Website and app data records:
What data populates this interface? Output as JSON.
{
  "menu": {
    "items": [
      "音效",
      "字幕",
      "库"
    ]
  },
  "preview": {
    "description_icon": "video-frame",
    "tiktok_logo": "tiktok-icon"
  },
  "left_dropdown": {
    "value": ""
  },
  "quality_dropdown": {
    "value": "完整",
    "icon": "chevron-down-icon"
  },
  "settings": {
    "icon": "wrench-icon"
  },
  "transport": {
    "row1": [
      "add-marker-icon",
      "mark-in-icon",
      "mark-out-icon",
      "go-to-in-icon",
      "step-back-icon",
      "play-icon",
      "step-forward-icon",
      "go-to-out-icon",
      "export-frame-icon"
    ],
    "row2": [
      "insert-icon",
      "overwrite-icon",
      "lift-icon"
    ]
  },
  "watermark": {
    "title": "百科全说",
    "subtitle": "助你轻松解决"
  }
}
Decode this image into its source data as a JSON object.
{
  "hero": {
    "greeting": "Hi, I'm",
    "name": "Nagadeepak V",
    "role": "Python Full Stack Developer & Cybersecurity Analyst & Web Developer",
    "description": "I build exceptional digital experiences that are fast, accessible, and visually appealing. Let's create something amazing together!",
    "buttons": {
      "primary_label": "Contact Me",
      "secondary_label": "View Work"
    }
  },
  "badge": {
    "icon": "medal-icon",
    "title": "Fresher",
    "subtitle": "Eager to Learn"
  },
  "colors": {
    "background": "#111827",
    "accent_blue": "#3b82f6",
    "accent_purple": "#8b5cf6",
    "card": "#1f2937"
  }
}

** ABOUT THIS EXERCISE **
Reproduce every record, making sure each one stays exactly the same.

** REPLY **
What data populates this interface? Output as JSON.
{
  "menu": {
    "items": [
      "音效",
      "字幕",
      "库"
    ]
  },
  "preview": {
    "description_icon": "video-frame",
    "tiktok_logo": "tiktok-icon"
  },
  "left_dropdown": {
    "value": ""
  },
  "quality_dropdown": {
    "value": "完整",
    "icon": "chevron-down-icon"
  },
  "settings": {
    "icon": "wrench-icon"
  },
  "transport": {
    "row1": [
      "add-marker-icon",
      "mark-in-icon",
      "mark-out-icon",
      "go-to-in-icon",
      "step-back-icon",
      "play-icon",
      "step-forward-icon",
      "go-to-out-icon",
      "export-frame-icon"
    ],
    "row2": [
      "insert-icon",
      "overwrite-icon",
      "lift-icon"
    ]
  },
  "watermark": {
    "title": "百科全说",
    "subtitle": "助你轻松解决"
  }
}
Decode this image into its source data as a JSON object.
{
  "hero": {
    "greeting": "Hi, I'm",
    "name": "Nagadeepak V",
    "role": "Python Full Stack Developer & Cybersecurity Analyst & Web Developer",
    "description": "I build exceptional digital experiences that are fast, accessible, and visually appealing. Let's create something amazing together!",
    "buttons": {
      "primary_label": "Contact Me",
      "secondary_label": "View Work"
    }
  },
  "badge": {
    "icon": "medal-icon",
    "title": "Fresher",
    "subtitle": "Eager to Learn"
  },
  "colors": {
    "background": "#111827",
    "accent_blue": "#3b82f6",
    "accent_purple": "#8b5cf6",
    "card": "#1f2937"
  }
}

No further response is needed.